(Beginning of Records for processing)

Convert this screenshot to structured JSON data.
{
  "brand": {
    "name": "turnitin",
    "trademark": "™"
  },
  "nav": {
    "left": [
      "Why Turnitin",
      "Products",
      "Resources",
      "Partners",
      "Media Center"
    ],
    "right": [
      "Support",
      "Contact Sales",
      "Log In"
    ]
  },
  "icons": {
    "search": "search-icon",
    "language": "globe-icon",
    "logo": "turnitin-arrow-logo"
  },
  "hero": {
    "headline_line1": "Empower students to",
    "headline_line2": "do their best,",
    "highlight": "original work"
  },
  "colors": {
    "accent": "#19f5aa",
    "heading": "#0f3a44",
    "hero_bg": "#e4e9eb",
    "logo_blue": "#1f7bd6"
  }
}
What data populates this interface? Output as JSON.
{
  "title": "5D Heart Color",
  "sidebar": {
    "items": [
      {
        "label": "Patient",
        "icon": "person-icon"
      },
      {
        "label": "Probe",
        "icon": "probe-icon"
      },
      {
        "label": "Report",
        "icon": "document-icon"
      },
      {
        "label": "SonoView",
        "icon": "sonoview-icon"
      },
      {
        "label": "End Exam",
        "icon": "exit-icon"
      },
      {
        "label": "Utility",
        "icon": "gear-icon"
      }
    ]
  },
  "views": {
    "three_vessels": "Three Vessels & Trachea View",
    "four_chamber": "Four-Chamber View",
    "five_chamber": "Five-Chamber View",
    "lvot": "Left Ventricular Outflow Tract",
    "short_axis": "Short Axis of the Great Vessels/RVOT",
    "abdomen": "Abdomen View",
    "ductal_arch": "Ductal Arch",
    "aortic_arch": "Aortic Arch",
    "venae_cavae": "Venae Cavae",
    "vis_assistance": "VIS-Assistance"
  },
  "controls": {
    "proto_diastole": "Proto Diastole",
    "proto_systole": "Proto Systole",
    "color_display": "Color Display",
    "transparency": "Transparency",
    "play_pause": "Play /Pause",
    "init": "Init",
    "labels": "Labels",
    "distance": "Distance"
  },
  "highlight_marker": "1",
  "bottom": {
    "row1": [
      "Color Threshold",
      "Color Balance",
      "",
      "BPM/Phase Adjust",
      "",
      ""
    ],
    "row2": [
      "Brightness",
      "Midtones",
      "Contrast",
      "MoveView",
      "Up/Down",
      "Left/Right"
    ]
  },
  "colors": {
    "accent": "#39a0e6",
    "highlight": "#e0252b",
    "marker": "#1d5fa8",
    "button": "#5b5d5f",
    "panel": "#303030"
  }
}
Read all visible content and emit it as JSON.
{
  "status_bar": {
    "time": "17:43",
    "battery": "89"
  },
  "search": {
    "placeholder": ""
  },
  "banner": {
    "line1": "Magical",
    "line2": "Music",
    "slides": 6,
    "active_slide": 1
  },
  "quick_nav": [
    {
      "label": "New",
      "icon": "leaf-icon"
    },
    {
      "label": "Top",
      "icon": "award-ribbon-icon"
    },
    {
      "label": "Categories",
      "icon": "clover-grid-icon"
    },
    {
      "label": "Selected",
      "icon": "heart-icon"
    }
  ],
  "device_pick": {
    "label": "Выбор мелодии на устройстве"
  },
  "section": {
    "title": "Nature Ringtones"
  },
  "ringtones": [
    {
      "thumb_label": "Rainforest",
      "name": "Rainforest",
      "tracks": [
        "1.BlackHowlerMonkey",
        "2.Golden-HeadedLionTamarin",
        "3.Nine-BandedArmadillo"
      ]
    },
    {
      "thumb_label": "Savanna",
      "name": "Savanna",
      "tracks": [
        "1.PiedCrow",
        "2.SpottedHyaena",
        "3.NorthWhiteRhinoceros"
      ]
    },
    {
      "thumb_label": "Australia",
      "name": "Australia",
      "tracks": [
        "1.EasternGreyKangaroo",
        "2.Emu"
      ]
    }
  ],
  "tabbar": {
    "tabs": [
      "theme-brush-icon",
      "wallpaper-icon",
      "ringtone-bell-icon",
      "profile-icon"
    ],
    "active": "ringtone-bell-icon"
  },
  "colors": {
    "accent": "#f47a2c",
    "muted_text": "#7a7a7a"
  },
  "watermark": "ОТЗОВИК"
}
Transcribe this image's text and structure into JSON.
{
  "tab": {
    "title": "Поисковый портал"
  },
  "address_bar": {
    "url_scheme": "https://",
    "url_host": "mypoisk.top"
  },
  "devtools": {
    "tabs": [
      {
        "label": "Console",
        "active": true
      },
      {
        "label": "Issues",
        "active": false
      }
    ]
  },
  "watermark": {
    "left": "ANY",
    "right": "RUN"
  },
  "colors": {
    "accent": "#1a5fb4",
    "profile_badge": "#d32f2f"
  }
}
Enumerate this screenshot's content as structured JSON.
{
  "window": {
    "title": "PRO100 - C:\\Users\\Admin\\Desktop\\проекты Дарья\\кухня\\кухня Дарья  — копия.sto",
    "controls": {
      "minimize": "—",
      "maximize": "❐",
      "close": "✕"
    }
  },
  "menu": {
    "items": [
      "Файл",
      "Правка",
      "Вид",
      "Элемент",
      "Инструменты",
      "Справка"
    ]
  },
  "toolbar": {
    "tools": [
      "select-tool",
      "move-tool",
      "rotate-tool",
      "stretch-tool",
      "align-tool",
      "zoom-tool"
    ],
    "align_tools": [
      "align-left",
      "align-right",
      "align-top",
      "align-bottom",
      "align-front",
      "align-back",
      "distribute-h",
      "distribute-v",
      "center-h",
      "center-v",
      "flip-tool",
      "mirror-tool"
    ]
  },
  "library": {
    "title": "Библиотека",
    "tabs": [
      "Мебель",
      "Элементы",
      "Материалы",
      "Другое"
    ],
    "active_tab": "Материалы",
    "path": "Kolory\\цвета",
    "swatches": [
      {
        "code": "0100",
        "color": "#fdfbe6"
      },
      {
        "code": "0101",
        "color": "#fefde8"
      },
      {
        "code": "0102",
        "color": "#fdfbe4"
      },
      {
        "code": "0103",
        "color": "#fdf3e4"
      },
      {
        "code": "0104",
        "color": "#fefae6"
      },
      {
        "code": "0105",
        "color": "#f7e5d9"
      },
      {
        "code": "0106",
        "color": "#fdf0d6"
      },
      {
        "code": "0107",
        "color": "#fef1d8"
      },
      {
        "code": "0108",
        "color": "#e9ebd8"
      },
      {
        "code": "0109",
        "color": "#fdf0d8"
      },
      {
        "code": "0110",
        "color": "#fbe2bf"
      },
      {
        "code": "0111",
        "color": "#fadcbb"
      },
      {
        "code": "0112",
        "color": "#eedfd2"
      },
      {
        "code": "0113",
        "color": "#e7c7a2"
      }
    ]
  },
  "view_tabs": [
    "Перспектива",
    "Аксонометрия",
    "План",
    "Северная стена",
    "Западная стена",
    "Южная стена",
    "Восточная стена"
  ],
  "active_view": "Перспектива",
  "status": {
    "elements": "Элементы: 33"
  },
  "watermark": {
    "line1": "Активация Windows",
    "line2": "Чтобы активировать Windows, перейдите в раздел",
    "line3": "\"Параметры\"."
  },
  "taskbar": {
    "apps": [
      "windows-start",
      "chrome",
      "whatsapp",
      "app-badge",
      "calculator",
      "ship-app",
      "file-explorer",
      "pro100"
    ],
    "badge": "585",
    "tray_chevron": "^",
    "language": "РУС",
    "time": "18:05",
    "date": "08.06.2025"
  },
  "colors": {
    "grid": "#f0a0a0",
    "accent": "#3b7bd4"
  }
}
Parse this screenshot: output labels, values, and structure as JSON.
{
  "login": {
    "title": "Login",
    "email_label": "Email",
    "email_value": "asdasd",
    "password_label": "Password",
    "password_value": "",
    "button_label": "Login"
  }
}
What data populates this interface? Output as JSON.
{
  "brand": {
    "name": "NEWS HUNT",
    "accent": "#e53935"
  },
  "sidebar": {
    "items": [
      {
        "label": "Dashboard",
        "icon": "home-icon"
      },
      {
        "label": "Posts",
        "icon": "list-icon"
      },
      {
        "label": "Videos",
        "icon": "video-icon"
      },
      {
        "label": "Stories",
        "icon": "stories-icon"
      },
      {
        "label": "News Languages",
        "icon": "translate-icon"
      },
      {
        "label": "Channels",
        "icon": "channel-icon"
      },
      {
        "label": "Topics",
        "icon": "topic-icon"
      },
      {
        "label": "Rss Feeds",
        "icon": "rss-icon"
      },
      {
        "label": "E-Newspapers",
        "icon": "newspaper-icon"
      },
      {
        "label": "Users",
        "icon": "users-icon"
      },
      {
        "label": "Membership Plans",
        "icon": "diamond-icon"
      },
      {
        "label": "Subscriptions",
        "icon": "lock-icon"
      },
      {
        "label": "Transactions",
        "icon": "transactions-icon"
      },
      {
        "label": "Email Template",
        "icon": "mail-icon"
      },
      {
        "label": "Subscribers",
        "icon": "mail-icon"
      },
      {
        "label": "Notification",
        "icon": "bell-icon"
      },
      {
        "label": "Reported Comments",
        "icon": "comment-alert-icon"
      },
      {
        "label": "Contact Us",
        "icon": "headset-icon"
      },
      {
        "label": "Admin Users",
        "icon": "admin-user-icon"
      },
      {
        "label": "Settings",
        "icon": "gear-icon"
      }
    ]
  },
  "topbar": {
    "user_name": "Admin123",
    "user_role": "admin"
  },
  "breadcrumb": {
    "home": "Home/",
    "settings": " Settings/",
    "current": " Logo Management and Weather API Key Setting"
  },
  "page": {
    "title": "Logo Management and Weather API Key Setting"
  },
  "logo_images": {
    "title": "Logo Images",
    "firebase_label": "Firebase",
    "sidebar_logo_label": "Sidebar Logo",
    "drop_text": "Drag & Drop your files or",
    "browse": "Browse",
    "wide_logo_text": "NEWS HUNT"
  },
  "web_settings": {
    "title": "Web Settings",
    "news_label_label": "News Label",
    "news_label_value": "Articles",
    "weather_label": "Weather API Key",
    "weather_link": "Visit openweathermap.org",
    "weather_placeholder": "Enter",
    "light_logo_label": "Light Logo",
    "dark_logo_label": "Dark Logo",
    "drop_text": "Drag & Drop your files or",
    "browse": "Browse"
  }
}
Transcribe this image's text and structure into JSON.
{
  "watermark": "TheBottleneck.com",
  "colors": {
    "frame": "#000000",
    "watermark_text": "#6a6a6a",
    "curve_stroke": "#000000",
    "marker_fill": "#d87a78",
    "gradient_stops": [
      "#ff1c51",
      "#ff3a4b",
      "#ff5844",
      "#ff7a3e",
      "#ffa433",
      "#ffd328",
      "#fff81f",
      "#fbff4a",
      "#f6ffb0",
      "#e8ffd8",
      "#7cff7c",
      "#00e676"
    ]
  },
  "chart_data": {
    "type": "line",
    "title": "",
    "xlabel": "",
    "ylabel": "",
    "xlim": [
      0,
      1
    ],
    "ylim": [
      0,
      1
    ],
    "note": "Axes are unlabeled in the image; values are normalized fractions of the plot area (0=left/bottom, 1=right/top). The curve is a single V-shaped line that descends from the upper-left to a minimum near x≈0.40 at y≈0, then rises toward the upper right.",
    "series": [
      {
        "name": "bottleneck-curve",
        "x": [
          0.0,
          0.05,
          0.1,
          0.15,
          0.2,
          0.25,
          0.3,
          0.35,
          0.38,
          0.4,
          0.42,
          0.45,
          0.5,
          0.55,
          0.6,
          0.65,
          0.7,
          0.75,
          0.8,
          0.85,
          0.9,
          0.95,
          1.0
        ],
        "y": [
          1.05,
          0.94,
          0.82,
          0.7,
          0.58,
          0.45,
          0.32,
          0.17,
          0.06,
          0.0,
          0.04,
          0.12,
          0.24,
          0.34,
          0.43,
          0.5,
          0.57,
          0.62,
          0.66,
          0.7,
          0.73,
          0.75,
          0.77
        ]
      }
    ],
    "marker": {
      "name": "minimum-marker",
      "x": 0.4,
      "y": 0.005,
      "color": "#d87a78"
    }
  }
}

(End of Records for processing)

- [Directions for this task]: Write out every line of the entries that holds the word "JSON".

- [Output for this task]:
Convert this screenshot to structured JSON data.
What data populates this interface? Output as JSON.
Read all visible content and emit it as JSON.
Transcribe this image's text and structure into JSON.
Enumerate this screenshot's content as structured JSON.
Parse this screenshot: output labels, values, and structure as JSON.
What data populates this interface? Output as JSON.
Transcribe this image's text and structure into JSON.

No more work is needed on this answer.